Excerpted data —
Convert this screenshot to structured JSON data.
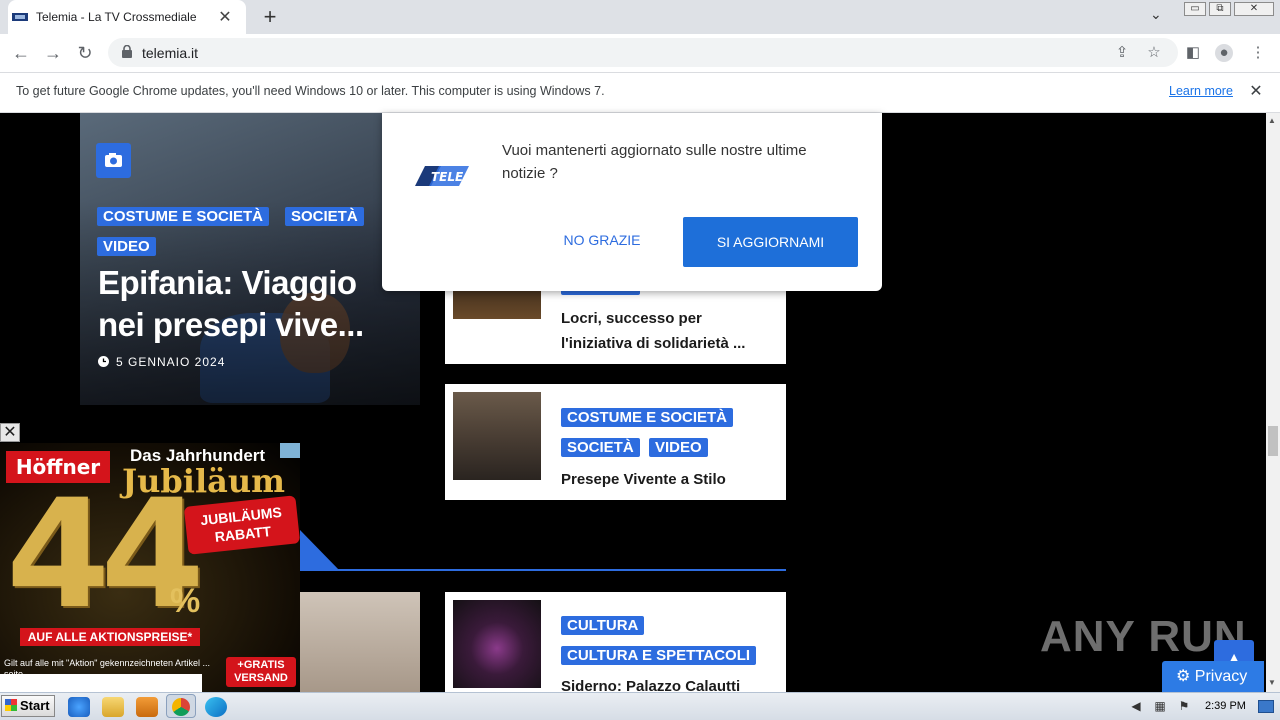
{
  "browser": {
    "tab_title": "Telemia - La TV Crossmediale",
    "tab_close": "✕",
    "new_tab": "+",
    "tab_search": "⌄",
    "window_buttons": [
      "▭",
      "⧉",
      "✕"
    ],
    "url": "telemia.it"
  },
  "infobar": {
    "message": "To get future Google Chrome updates, you'll need Windows 10 or later. This computer is using Windows 7.",
    "link": "Learn more",
    "close": "✕"
  },
  "hero": {
    "tags": [
      "COSTUME E SOCIETÀ",
      "SOCIETÀ",
      "VIDEO"
    ],
    "title": "Epifania: Viaggio nei presepi vive...",
    "date": "5 GENNAIO 2024"
  },
  "cards": [
    {
      "tags": [
        "SOCIETÀ"
      ],
      "title": "Locri, successo per l'iniziativa di solidarietà ..."
    },
    {
      "tags": [
        "COSTUME E SOCIETÀ",
        "SOCIETÀ",
        "VIDEO"
      ],
      "title": "Presepe Vivente a Stilo"
    },
    {
      "tags": [
        "CULTURA",
        "CULTURA E SPETTACOLI"
      ],
      "title": "Siderno: Palazzo Calautti"
    }
  ],
  "notification": {
    "logo_text": "TELE MIA",
    "message": "Vuoi mantenerti aggiornato sulle nostre ultime notizie ?",
    "decline": "NO GRAZIE",
    "accept": "SI AGGIORNAMI"
  },
  "ad": {
    "close": "✕",
    "brand": "Höffner",
    "line1": "Das Jahrhundert",
    "line2": "Jubiläum",
    "big_number": "44",
    "percent": "%",
    "tag": "JUBILÄUMS RABATT",
    "strip": "AUF ALLE AKTIONSPREISE*",
    "footnote": "Gilt auf alle mit \"Aktion\" gekennzeichneten Artikel ... seite",
    "versand": "+GRATIS VERSAND"
  },
  "overlays": {
    "watermark": "ANY RUN",
    "privacy": "Privacy",
    "scroll_top": "▲"
  },
  "taskbar": {
    "start": "Start",
    "clock": "2:39 PM"
  },
  "colors": {
    "accent": "#2d6cdf",
    "notif_button": "#1e6fd9",
    "ad_red": "#d4141b"
  }
}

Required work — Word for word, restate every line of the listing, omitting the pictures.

Answer below —
Convert this screenshot to structured JSON data.
{
  "browser": {
    "tab_title": "Telemia - La TV Crossmediale",
    "tab_close": "✕",
    "new_tab": "+",
    "tab_search": "⌄",
    "window_buttons": [
      "▭",
      "⧉",
      "✕"
    ],
    "url": "telemia.it"
  },
  "infobar": {
    "message": "To get future Google Chrome updates, you'll need Windows 10 or later. This computer is using Windows 7.",
    "link": "Learn more",
    "close": "✕"
  },
  "hero": {
    "tags": [
      "COSTUME E SOCIETÀ",
      "SOCIETÀ",
      "VIDEO"
    ],
    "title": "Epifania: Viaggio nei presepi vive...",
    "date": "5 GENNAIO 2024"
  },
  "cards": [
    {
      "tags": [
        "SOCIETÀ"
      ],
      "title": "Locri, successo per l'iniziativa di solidarietà ..."
    },
    {
      "tags": [
        "COSTUME E SOCIETÀ",
        "SOCIETÀ",
        "VIDEO"
      ],
      "title": "Presepe Vivente a Stilo"
    },
    {
      "tags": [
        "CULTURA",
        "CULTURA E SPETTACOLI"
      ],
      "title": "Siderno: Palazzo Calautti"
    }
  ],
  "notification": {
    "logo_text": "TELE MIA",
    "message": "Vuoi mantenerti aggiornato sulle nostre ultime notizie ?",
    "decline": "NO GRAZIE",
    "accept": "SI AGGIORNAMI"
  },
  "ad": {
    "close": "✕",
    "brand": "Höffner",
    "line1": "Das Jahrhundert",
    "line2": "Jubiläum",
    "big_number": "44",
    "percent": "%",
    "tag": "JUBILÄUMS RABATT",
    "strip": "AUF ALLE AKTIONSPREISE*",
    "footnote": "Gilt auf alle mit \"Aktion\" gekennzeichneten Artikel ... seite",
    "versand": "+GRATIS VERSAND"
  },
  "overlays": {
    "watermark": "ANY RUN",
    "privacy": "Privacy",
    "scroll_top": "▲"
  },
  "taskbar": {
    "start": "Start",
    "clock": "2:39 PM"
  },
  "colors": {
    "accent": "#2d6cdf",
    "notif_button": "#1e6fd9",
    "ad_red": "#d4141b"
  }
}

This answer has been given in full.